Chapter six of the Specific Relief Act 1877 deals with the declaratory decree. Section 42 provides that “any person entitled to any legal character, or to any right as to any property, may institute a suit against any person denying or interested to deny, his title to such character or right, and the court may in its discretion make therein declaration that he is so entitled, and the plaintiff need not in such suit ask for any further relief”.
Bar to such declaration:
Provided that no court shall make any such declaration where the plaintiff, being able to seek further relief than a mere declaration of title, omits to do so.
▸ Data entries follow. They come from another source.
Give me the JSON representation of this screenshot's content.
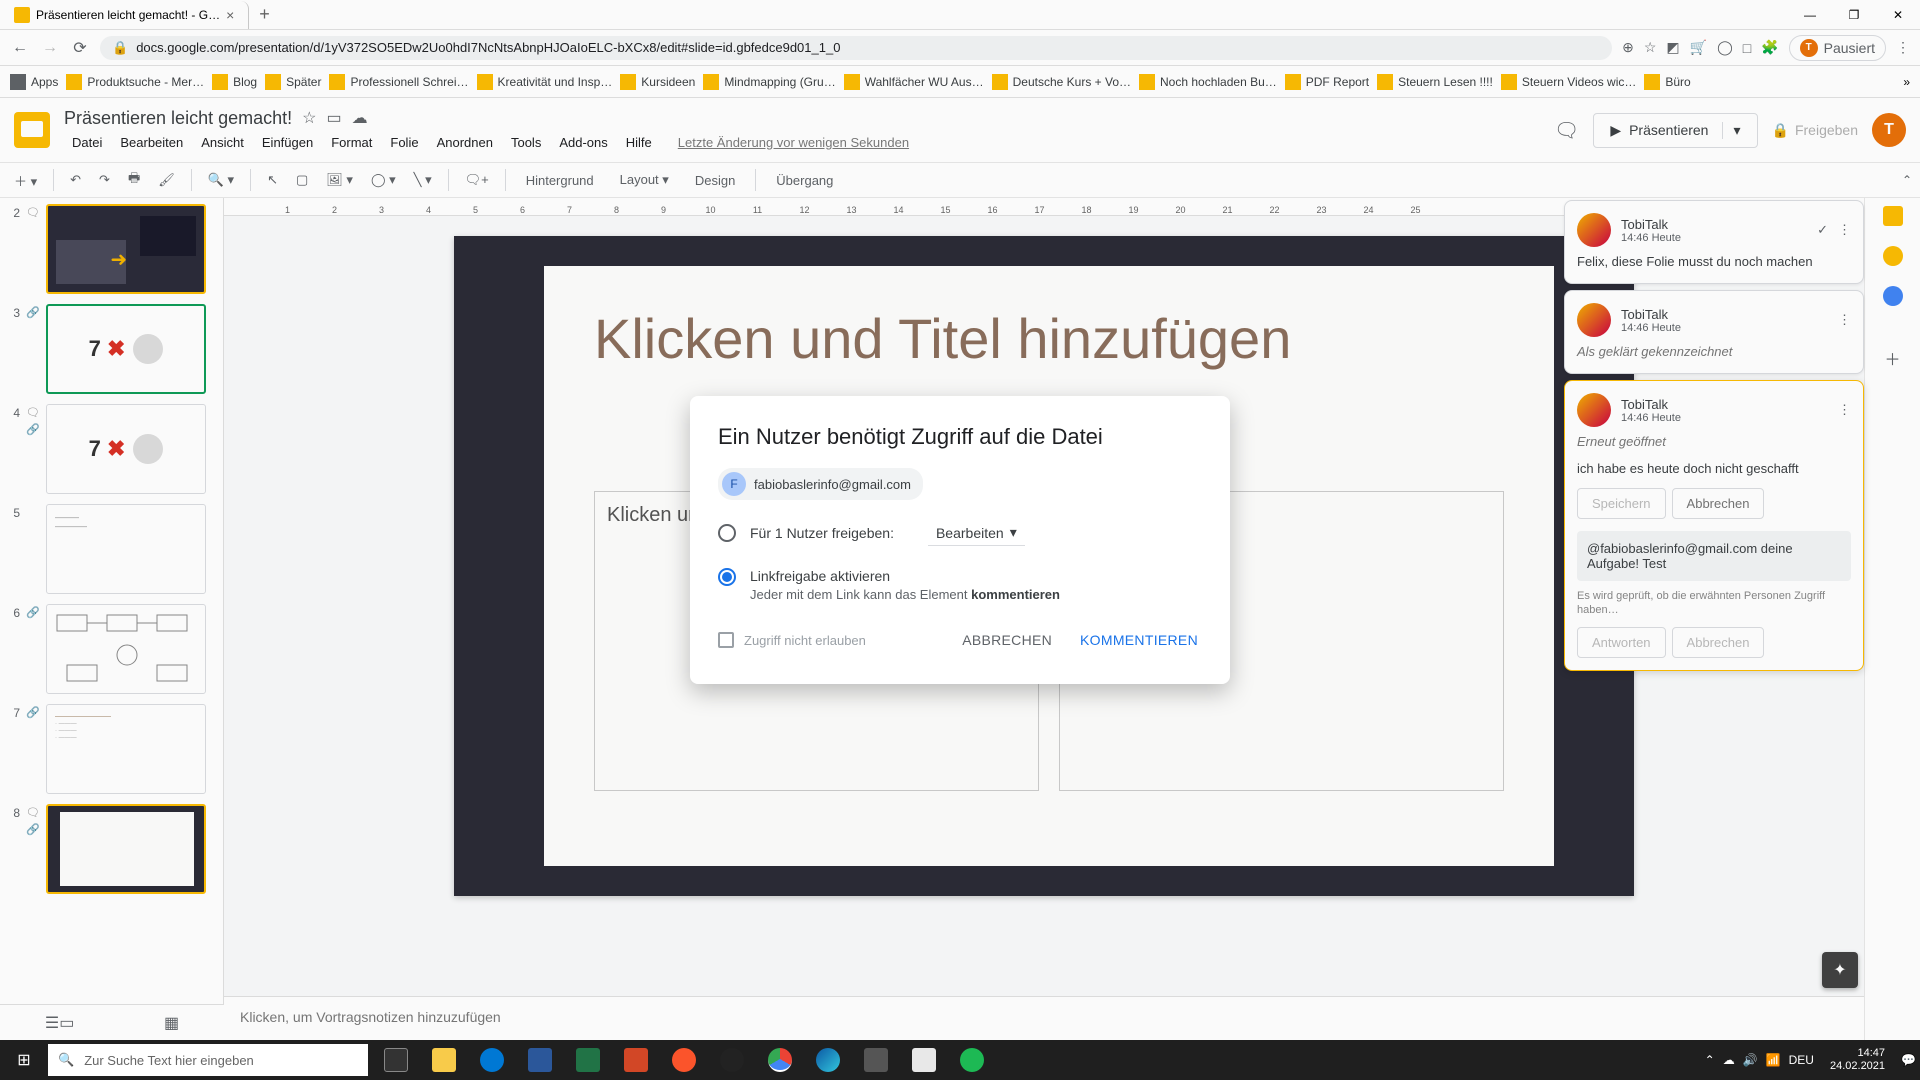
{
  "browser": {
    "tab_title": "Präsentieren leicht gemacht! - G…",
    "url": "docs.google.com/presentation/d/1yV372SO5EDw2Uo0hdI7NcNtsAbnpHJOaIoELC-bXCx8/edit#slide=id.gbfedce9d01_1_0",
    "paused_label": "Pausiert",
    "bookmarks": [
      "Apps",
      "Produktsuche - Mer…",
      "Blog",
      "Später",
      "Professionell Schrei…",
      "Kreativität und Insp…",
      "Kursideen",
      "Mindmapping  (Gru…",
      "Wahlfächer WU Aus…",
      "Deutsche Kurs + Vo…",
      "Noch hochladen Bu…",
      "PDF Report",
      "Steuern Lesen !!!!",
      "Steuern Videos wic…",
      "Büro"
    ]
  },
  "doc": {
    "title": "Präsentieren leicht gemacht!",
    "menus": [
      "Datei",
      "Bearbeiten",
      "Ansicht",
      "Einfügen",
      "Format",
      "Folie",
      "Anordnen",
      "Tools",
      "Add-ons",
      "Hilfe"
    ],
    "last_edit": "Letzte Änderung vor wenigen Sekunden",
    "present": "Präsentieren",
    "share": "Freigeben"
  },
  "toolbar": {
    "background": "Hintergrund",
    "layout": "Layout",
    "design": "Design",
    "transition": "Übergang"
  },
  "ruler_h": [
    "1",
    "2",
    "3",
    "4",
    "5",
    "6",
    "7",
    "8",
    "9",
    "10",
    "11",
    "12",
    "13",
    "14",
    "15",
    "16",
    "17",
    "18",
    "19",
    "20",
    "21",
    "22",
    "23",
    "24",
    "25"
  ],
  "slides": {
    "nums": [
      "2",
      "3",
      "4",
      "5",
      "6",
      "7",
      "8"
    ],
    "seven_x": "7",
    "x": "✖"
  },
  "canvas": {
    "title_placeholder": "Klicken und Titel hinzufügen",
    "text_placeholder": "Klicken und Text hinzufügen"
  },
  "notes": {
    "placeholder": "Klicken, um Vortragsnotizen hinzuzufügen"
  },
  "comments": {
    "threads": [
      {
        "name": "TobiTalk",
        "time": "14:46 Heute",
        "text": "Felix, diese Folie musst du noch machen",
        "show_check": true
      },
      {
        "name": "TobiTalk",
        "time": "14:46 Heute",
        "text": "Als geklärt gekennzeichnet",
        "italic": true
      },
      {
        "name": "TobiTalk",
        "time": "14:46 Heute",
        "text": "Erneut geöffnet",
        "italic": true
      }
    ],
    "reopened_extra": "ich habe es heute doch nicht geschafft",
    "save": "Speichern",
    "cancel": "Abbrechen",
    "mention": "@fabiobaslerinfo@gmail.com deine Aufgabe! Test",
    "access_note": "Es wird geprüft, ob die erwähnten Personen Zugriff haben…",
    "reply": "Antworten",
    "cancel2": "Abbrechen"
  },
  "dialog": {
    "title": "Ein Nutzer benötigt Zugriff auf die Datei",
    "user_email": "fabiobaslerinfo@gmail.com",
    "user_initial": "F",
    "opt1_label": "Für 1 Nutzer freigeben:",
    "opt1_perm": "Bearbeiten",
    "opt2_label": "Linkfreigabe aktivieren",
    "opt2_sub_a": "Jeder mit dem Link kann das Element ",
    "opt2_sub_b": "kommentieren",
    "deny_label": "Zugriff nicht erlauben",
    "cancel": "ABBRECHEN",
    "confirm": "KOMMENTIEREN"
  },
  "taskbar": {
    "search_placeholder": "Zur Suche Text hier eingeben",
    "lang": "DEU",
    "time": "14:47",
    "date": "24.02.2021"
  }
}
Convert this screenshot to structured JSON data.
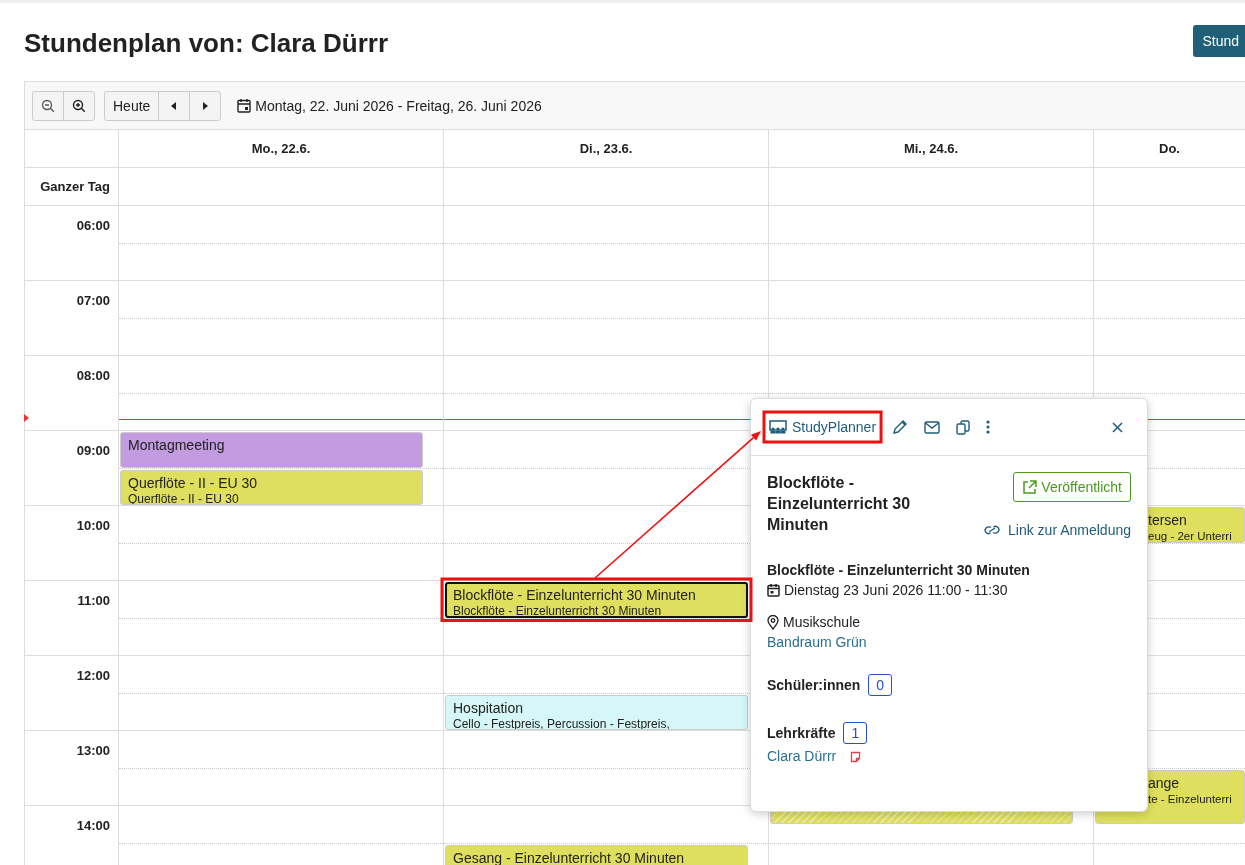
{
  "page": {
    "title": "Stundenplan von: Clara Dürrr",
    "action_button": "Stund"
  },
  "toolbar": {
    "today": "Heute",
    "date_range": "Montag, 22. Juni 2026 - Freitag, 26. Juni 2026"
  },
  "calendar": {
    "all_day_label": "Ganzer Tag",
    "days": [
      {
        "label": "Mo., 22.6."
      },
      {
        "label": "Di., 23.6."
      },
      {
        "label": "Mi., 24.6."
      },
      {
        "label": "Do."
      }
    ],
    "hours": [
      {
        "label": "06:00"
      },
      {
        "label": "07:00"
      },
      {
        "label": "08:00",
        "now_line": true
      },
      {
        "label": "09:00",
        "mo": [
          {
            "kind": "solid",
            "title": "Montagmeeting",
            "half": false,
            "long": false,
            "color": "#c39be0",
            "selected": false
          },
          {
            "kind": "solid",
            "title": "Querflöte - II - EU 30",
            "subtitle": "Querflöte - II - EU 30",
            "half": true,
            "long": false,
            "color": "#dfdf5f",
            "selected": false
          }
        ]
      },
      {
        "label": "10:00",
        "do": [
          {
            "kind": "solid",
            "title": "tersen",
            "subtitle": "eug - 2er Unterri",
            "half": false,
            "long": false,
            "color": "#dfdf5f",
            "selected": false
          }
        ]
      },
      {
        "label": "11:00",
        "di": [
          {
            "kind": "solid",
            "title": "Blockflöte - Einzelunterricht 30 Minuten",
            "subtitle": "Blockflöte - Einzelunterricht 30 Minuten",
            "half": false,
            "long": false,
            "color": "#dfdf5f",
            "selected": true
          }
        ]
      },
      {
        "label": "12:00",
        "di": [
          {
            "kind": "solid",
            "title": "Hospitation",
            "subtitle": "Cello - Festpreis, Percussion - Festpreis,",
            "half": true,
            "long": false,
            "color": "#d5f7f7",
            "selected": false
          }
        ]
      },
      {
        "label": "13:00",
        "mi": [
          {
            "kind": "striped",
            "half": true,
            "long": true,
            "color": "#dfdf5f",
            "selected": false
          }
        ],
        "do": [
          {
            "kind": "solid",
            "title": "ange",
            "subtitle": "te - Einzelunterri",
            "half": true,
            "long": true,
            "color": "#dfdf5f",
            "selected": false
          }
        ]
      },
      {
        "label": "14:00",
        "di": [
          {
            "kind": "solid",
            "title": "Gesang - Einzelunterricht 30 Minuten",
            "half": true,
            "color": "#dfdf5f",
            "selected": false
          }
        ]
      }
    ]
  },
  "popup": {
    "source": "StudyPlanner",
    "title": "Blockflöte - Einzelunterricht 30 Minuten",
    "status": "Veröffentlicht",
    "registration_link": "Link zur Anmeldung",
    "course": "Blockflöte - Einzelunterricht 30 Minuten",
    "date": "Dienstag 23 Juni 2026 11:00 - 11:30",
    "location": "Musikschule",
    "room": "Bandraum Grün",
    "students_label": "Schüler:innen",
    "students_count": "0",
    "teachers_label": "Lehrkräfte",
    "teachers_count": "1",
    "teachers": [
      "Clara Dürrr"
    ]
  }
}
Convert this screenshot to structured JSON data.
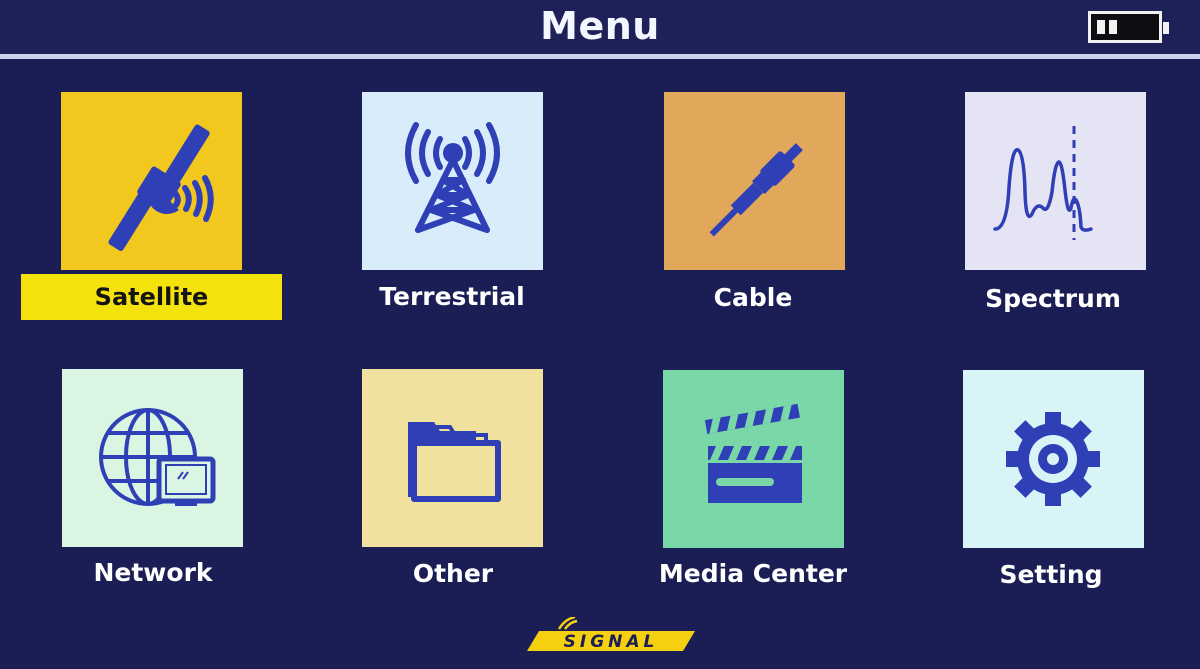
{
  "header": {
    "title": "Menu",
    "battery_icon": "battery-icon"
  },
  "menu_items": [
    {
      "label": "Satellite",
      "icon": "satellite-icon",
      "tile_color": "#f2c81e",
      "selected": true
    },
    {
      "label": "Terrestrial",
      "icon": "antenna-tower-icon",
      "tile_color": "#d8ecfa",
      "selected": false
    },
    {
      "label": "Cable",
      "icon": "coax-cable-icon",
      "tile_color": "#e1a85c",
      "selected": false
    },
    {
      "label": "Spectrum",
      "icon": "spectrum-icon",
      "tile_color": "#e4e4f4",
      "selected": false
    },
    {
      "label": "Network",
      "icon": "globe-network-icon",
      "tile_color": "#daf5e2",
      "selected": false
    },
    {
      "label": "Other",
      "icon": "folder-icon",
      "tile_color": "#f1e19e",
      "selected": false
    },
    {
      "label": "Media Center",
      "icon": "clapperboard-icon",
      "tile_color": "#7ad8a8",
      "selected": false
    },
    {
      "label": "Setting",
      "icon": "gear-icon",
      "tile_color": "#d9f4f6",
      "selected": false
    }
  ],
  "colors": {
    "background": "#1b1e55",
    "icon": "#2f3fb6",
    "selection_highlight": "#f4e20c"
  },
  "branding": {
    "logo": "SIGNAL"
  }
}
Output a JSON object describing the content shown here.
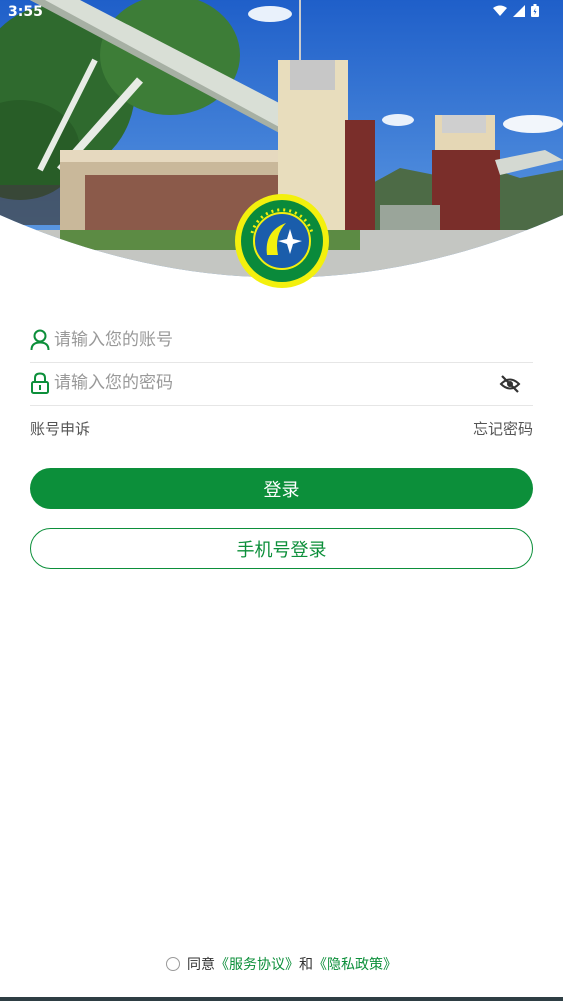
{
  "status": {
    "time": "3:55"
  },
  "login": {
    "username_placeholder": "请输入您的账号",
    "password_placeholder": "请输入您的密码",
    "appeal_link": "账号申诉",
    "forgot_link": "忘记密码",
    "login_button": "登录",
    "phone_login_button": "手机号登录"
  },
  "agreement": {
    "prefix": "同意",
    "service_link": "《服务协议》",
    "connector": "和",
    "privacy_link": "《隐私政策》"
  },
  "colors": {
    "brand": "#0c8f3a",
    "placeholder": "#999999",
    "divider": "#e6e6e6"
  },
  "icons": {
    "username": "user-icon",
    "password": "lock-icon",
    "visibility": "eye-off-icon",
    "logo": "school-logo"
  }
}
The object of S. 42 is merely to perpetuate and strengthen testimony regarding the title of the plaintiff so that adverse attack on it may not weaken it. Section 42 gives a remedy to a person against all persons who not only claim an interest adverse to his interest, but also against all those who may do so and it is intended that all such claim may once and for all be determined in one suit. The object of S. 42 is to express in definite terms the kind of cases in which the specific relief of a declaration of right apart from all further relief, may be granted. At the same time care has to be taken to avoid multiplicity of suits and to prevent a person getting a declaration of right in one suit, and immediately after, the remedy available in the other. This is clear from the provision of S. 42 which refers to the status of plaintiff at the time of filing of suits.
The applicability of the section and maintainability of suit is to be determined on the state of affairs which were prevalent on the date of institution of the suit and not on the date of the decree passed. Section 42 contemplates the following conditions.
- That the plaintiff is entitled.
a. To any legal character.
b. To any right as to any property; and
2. That the defendant is a person who denied or is interested in denying his title to such character or right. If these conditions are satisfied, the plaintiff need not ask for any further relief than a mere declaration, but the court shall not make any such declaration if he, being able to seek further relief than a mere declaration of title, omits to do so.
Breach of contract:
A suit based on breach of contract would give rise only two relief i.e., damages or specific performance. Suit for declaration and consequential relief for injunction was barred by provisions of s. 21 and 42 SRA.
Declaration as to entitlement to money:
A party entitled to money from other party cannot seek declaration simpliciter in a suit as it would not relate to legal character or interest in property and would not fall within ambit of S. 42. The proper remedy for such party would be to file a suit for money decree instead of filing suit for declaration decree.
Person entitled to legal character:
U/S 42 a person can come to court for the declaratory relief with regard to his legal character or any right to property. Relief u/s 42 is provided to safeguard right to plaintiff’s own legal character or property and not to right of third party. Plaintiff, for seeking such declaration ought to establish entitlement to any legal character or right to property or any alleged denial by defendant.
Requirement of s.42 is the existence of legal character or a legal right. Where a suit was not based on legal character or legal right, discretionary relief of declaration could not be granted. Suit u/s 42 can be filed only in case of adverse order affecting right to property, status or character. Suit in absence of adverse order would not be competent.
Legal character is conferred by law and not by contract:
The expression legal character or status denotes a character or status conferred by law and not one created by contract. It is conferred by law on an individual or a number of individuals, viewed as a unit of society, and not shared by the generality of the community but only be individuals, placed in same category of character. The character itself must be conferred by law on person viewed from the stand point of membership of the community. The status or character is not a creature of contract but of law. Indeed, in most cases one cannot contract out of the status with which the law clothes one. For example, a minor cannot contract out of the status to contract into majority, nor can one who has attained majority under law, contract himself into minority.
Right to property:
The word property refers to all objects whether moveable or immovable, may be tangible or may be intangible one, as for instance, patents, copyright, trademarks or rights to franchise, right of fishery, rights of ferry hats, and the line. Money is also property.
Where plaintiff was found to have exclusive right to the property in question while the defendant had no right, title or interest therein, plaintiff was entitled to declaration and injunction with regard to property in question and her suit was decreed.
Further and consequential relief:
Proviso to S. 42 places a limitation on plaintiff to ask for further relief where such relief flows directly from the declaration sought by him. The object of the proviso to s. 42 is to prevent a multiplicity of suits by preventing a person from getting a mere declaration of right in one suit and then later on seeking the remedy without which the declaration would be useless. The further relief referred to in the proviso must be a relief flowing directly and necessarily from the declaration sought and a relief appropriate to and necessarily consequent on the right or title asserted. The declaratory suit with regard to immoveable property is not maintainable if plaintiff does not seek consequential relief to which he is entitled.
Further relief available, but not asked for:
The court will not make a declaration of title where the plaintiff, being able to seek further relief than a mere declaration omits to do so. It follows that a court will not grant a declaration if the real object is to get declaration which will enable plaintiff thereafter to seek a further relief.